Finland is a small country, with some big history. During WWII, they forcibly ejected both the Soviets and the National Socialists from their territory, only give birth to the term Finlandization in the post-war years. An interconnected circle of friends and rivals will witness the tumultuous decades leading up to the Winter War in Peter Lindholm’s Where Once We Walked (trailer here), which screens as part of the 2012 World Film Festival of Montreal.

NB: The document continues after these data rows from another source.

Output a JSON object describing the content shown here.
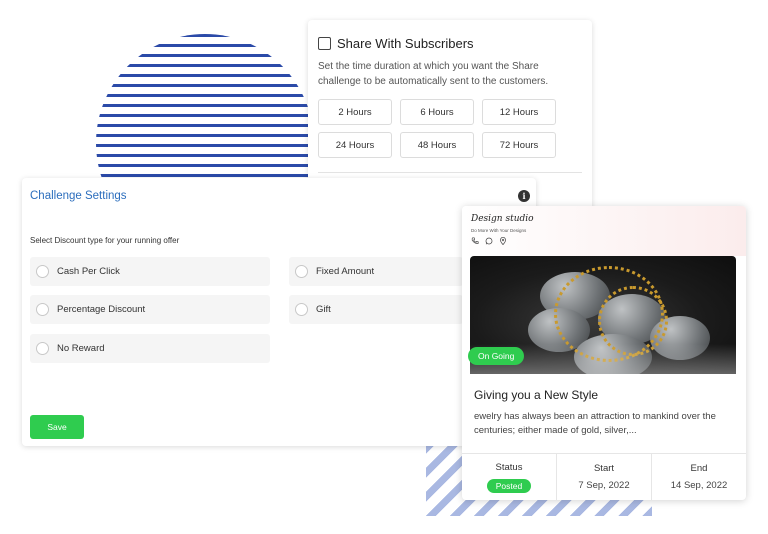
{
  "share": {
    "title": "Share With Subscribers",
    "description": "Set the time duration at which you want the Share challenge to be automatically sent to the customers.",
    "hours": [
      "2 Hours",
      "6 Hours",
      "12 Hours",
      "24 Hours",
      "48 Hours",
      "72 Hours"
    ]
  },
  "challenge": {
    "title": "Challenge Settings",
    "info_icon": "i",
    "discount_label": "Select Discount type for your running offer",
    "options": [
      "Cash Per Click",
      "Fixed Amount",
      "Percentage Discount",
      "Gift",
      "No Reward"
    ],
    "save_label": "Save"
  },
  "product": {
    "brand": "Design studio",
    "tagline": "Do More With Your Designs",
    "contact_icons": [
      "phone-icon",
      "whatsapp-icon",
      "location-icon"
    ],
    "badge": "On Going",
    "title": "Giving you a New Style",
    "description": "ewelry has always been an attraction to mankind over the centuries; either made of gold, silver,...",
    "status_label": "Status",
    "status_value": "Posted",
    "start_label": "Start",
    "start_value": "7 Sep, 2022",
    "end_label": "End",
    "end_value": "14 Sep, 2022"
  },
  "colors": {
    "accent_green": "#2fcc4f",
    "title_blue": "#2c6ebd",
    "stripe_blue": "#2b4aa8"
  }
}
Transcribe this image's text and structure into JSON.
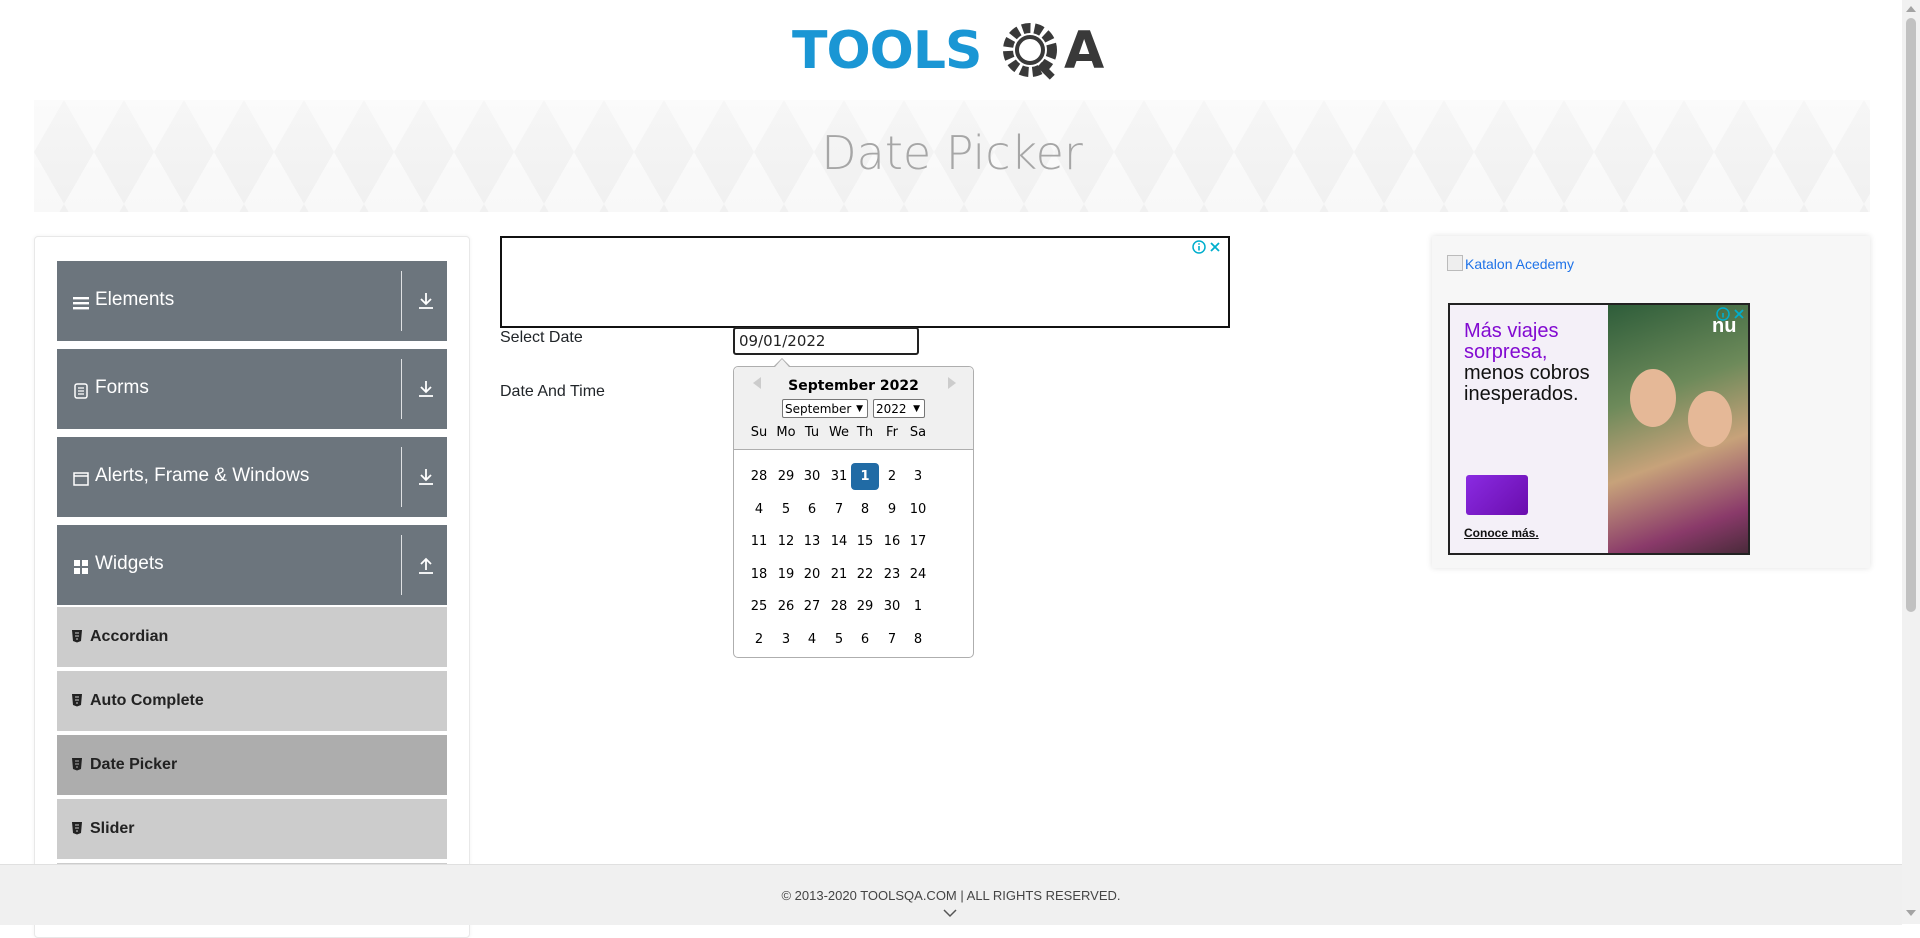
{
  "header": {
    "logo_text_tools": "TOOLS",
    "logo_text_q": "Q",
    "logo_text_a": "A",
    "brand_blue": "#1a96d4",
    "brand_dark": "#393939"
  },
  "banner": {
    "title": "Date Picker"
  },
  "sidebar": {
    "groups": [
      {
        "label": "Elements",
        "icon": "hamburger-icon",
        "arrow": "download-arrow-icon"
      },
      {
        "label": "Forms",
        "icon": "form-icon",
        "arrow": "download-arrow-icon"
      },
      {
        "label": "Alerts, Frame & Windows",
        "icon": "window-icon",
        "arrow": "download-arrow-icon"
      },
      {
        "label": "Widgets",
        "icon": "widgets-grid-icon",
        "arrow": "upload-arrow-icon"
      }
    ],
    "items": [
      {
        "label": "Accordian",
        "active": false
      },
      {
        "label": "Auto Complete",
        "active": false
      },
      {
        "label": "Date Picker",
        "active": true
      },
      {
        "label": "Slider",
        "active": false
      }
    ]
  },
  "form": {
    "select_date_label": "Select Date",
    "date_and_time_label": "Date And Time",
    "select_date_value": "09/01/2022"
  },
  "datepicker": {
    "month_title": "September 2022",
    "month_select": "September",
    "year_select": "2022",
    "weekdays": [
      "Su",
      "Mo",
      "Tu",
      "We",
      "Th",
      "Fr",
      "Sa"
    ],
    "weeks": [
      [
        "28",
        "29",
        "30",
        "31",
        "1",
        "2",
        "3"
      ],
      [
        "4",
        "5",
        "6",
        "7",
        "8",
        "9",
        "10"
      ],
      [
        "11",
        "12",
        "13",
        "14",
        "15",
        "16",
        "17"
      ],
      [
        "18",
        "19",
        "20",
        "21",
        "22",
        "23",
        "24"
      ],
      [
        "25",
        "26",
        "27",
        "28",
        "29",
        "30",
        "1"
      ],
      [
        "2",
        "3",
        "4",
        "5",
        "6",
        "7",
        "8"
      ]
    ],
    "selected_day": "1",
    "selected_color": "#216ba5"
  },
  "right_ad": {
    "broken_image_alt": "Katalon Acedemy",
    "nu_line1": "Más viajes",
    "nu_line2": "sorpresa,",
    "nu_line3": "menos cobros",
    "nu_line4": "inesperados.",
    "nu_cta": "Conoce más.",
    "nu_logo": "nu"
  },
  "footer": {
    "copyright": "© 2013-2020 TOOLSQA.COM | ALL RIGHTS RESERVED."
  }
}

The Lilliehjelms have money. The Kajanders have not—and they will never let the Lilliehjelms forget it. Eventually red diaper baby Allu Kajander will embark on an ambiguously passionate relationship with Lucie Lilliehjelm, the rebellious daughter of the imperious patriarch who once summarily dismissed his mother. However, in the years of the Russian Revolutions and the Finnish Civil War, Ms. Lucie has several suitors more befitting her class, even including her brother Cedi’s morose best friend Eric “Eccu” Winding.

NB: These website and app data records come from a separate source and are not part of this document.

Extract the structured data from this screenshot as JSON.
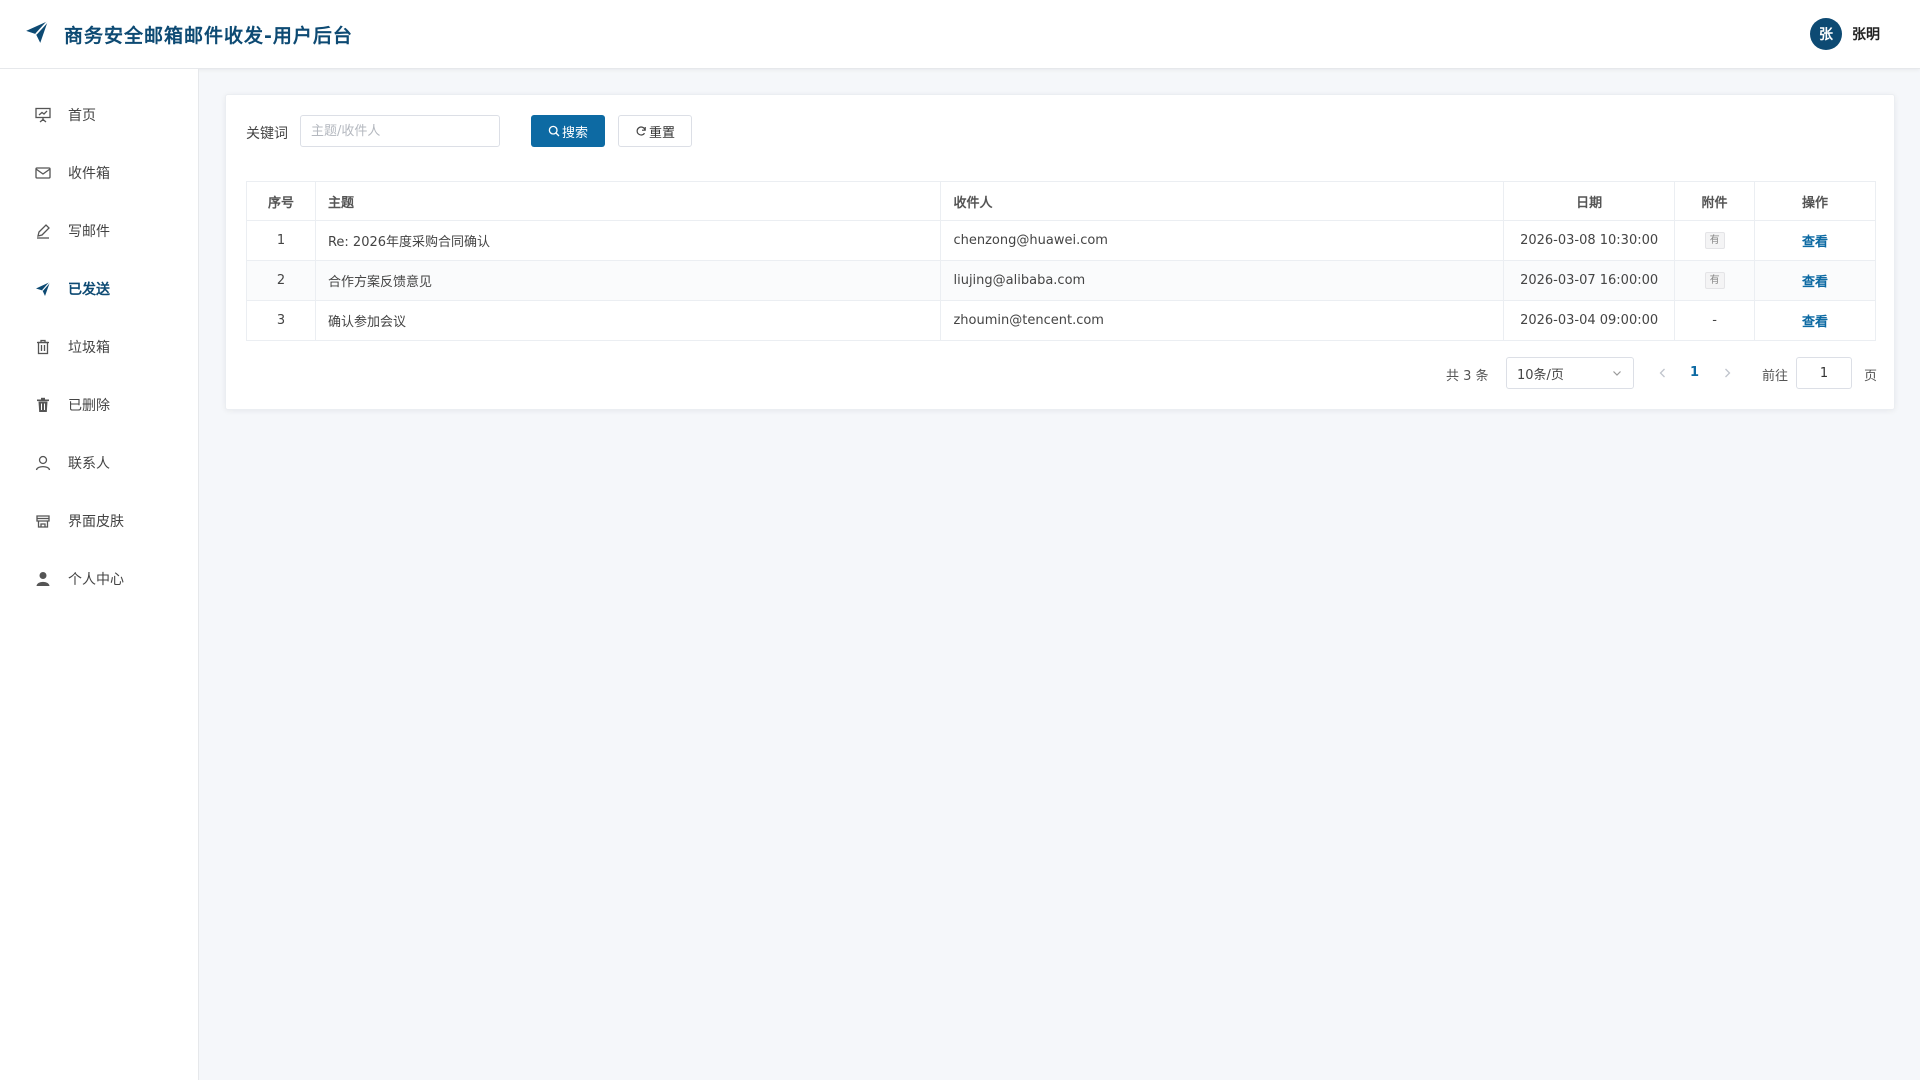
{
  "app": {
    "title": "商务安全邮箱邮件收发-用户后台",
    "brand_color": "#0d4a73",
    "accent_color": "#0d6aa3"
  },
  "user": {
    "avatar_char": "张",
    "name": "张明"
  },
  "sidebar": {
    "items": [
      {
        "label": "首页",
        "icon": "presentation-icon",
        "active": false
      },
      {
        "label": "收件箱",
        "icon": "envelope-icon",
        "active": false
      },
      {
        "label": "写邮件",
        "icon": "pen-icon",
        "active": false
      },
      {
        "label": "已发送",
        "icon": "paper-plane-icon",
        "active": true
      },
      {
        "label": "垃圾箱",
        "icon": "trash-outline-icon",
        "active": false
      },
      {
        "label": "已删除",
        "icon": "trash-filled-icon",
        "active": false
      },
      {
        "label": "联系人",
        "icon": "user-outline-icon",
        "active": false
      },
      {
        "label": "界面皮肤",
        "icon": "skin-icon",
        "active": false
      },
      {
        "label": "个人中心",
        "icon": "user-filled-icon",
        "active": false
      }
    ]
  },
  "search": {
    "label": "关键词",
    "placeholder": "主题/收件人",
    "value": "",
    "search_button": "搜索",
    "reset_button": "重置"
  },
  "table": {
    "columns": [
      "序号",
      "主题",
      "收件人",
      "日期",
      "附件",
      "操作"
    ],
    "rows": [
      {
        "idx": "1",
        "subject": "Re: 2026年度采购合同确认",
        "recipient": "chenzong@huawei.com",
        "date": "2026-03-08 10:30:00",
        "attachment": "有",
        "action": "查看"
      },
      {
        "idx": "2",
        "subject": "合作方案反馈意见",
        "recipient": "liujing@alibaba.com",
        "date": "2026-03-07 16:00:00",
        "attachment": "有",
        "action": "查看"
      },
      {
        "idx": "3",
        "subject": "确认参加会议",
        "recipient": "zhoumin@tencent.com",
        "date": "2026-03-04 09:00:00",
        "attachment": "-",
        "action": "查看"
      }
    ]
  },
  "pagination": {
    "total": "共 3 条",
    "page_size": "10条/页",
    "current_page": "1",
    "goto_label": "前往",
    "goto_value": "1",
    "goto_suffix": "页"
  }
}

Always a bit of an outsider, Winding willing enlists with the White faction after witnessing the destruction wrought by the empowered Reds. Yet, it is the score-settling he soon watches first-hand after the White victory that sends him into a psychological tailspin. While his pained conscience poisons his friendship with Cedi, his continuing attraction to his flapper sister (and their periodic assignations) undermines his marriage. Of course, all Finns will have much more pressing concerns arriving from the east in 1939.
Edited from a six part Finnish mini-series (which in turn adapted Kjell Westö’s door-stopper novel), the feature-length WOWW (handled internationally by The Yellow Affair) dispenses with entire narrative tributaries for the sake of compactness. As a result, some periods, like the Red interregnum, are given short shrift, whereas the White purges become the film version’s dramatic hinge. Perhaps most disappointingly for admirers of Finland, the movie version of WOWW practically concludes just as the Winter War (the country’s darkest yet arguably finest hour) begins. In fact, it might as well end with “to be continued” spelled out in ten feet tall letters.
WOWW is not even remotely in Doctor Zhivago’s league, but it is intriguing to see roughly the same period of history from the Finnish perspective. The weather is certainly similar. In fact, it is pretty cinematic to see resolute Finns cross-country skiing off to join the White resistance. WOWW is also a nicely crafted period production, but still there are times when it looks very TV in a TV kind of way. (The opening credit sequence showing leaves falling into a river really needed sprucing up.) The racially integrated American jazz band is also something of an anachronism for 1928, but to be fair, if you are assembling a New Orleans style hot jazz band in Finland, you probably have to take who you can get.
Though not exactly a classic beauty, Jessica Grabowsky plays sister Lilliehjelm with flirtatious verve. Stiff and dour in comparison, Jakob Öhrman and Oskar Pöysti at least prove they can either brood or seethe on cue, as lover Winding and Brother Cedi, respectively. Charles Salter also has a nifty near cameo as bandleader Robert W. “Jonesy” Jones, leading viewers to hope and suspect there is more of him either to come or available for Finish television viewing.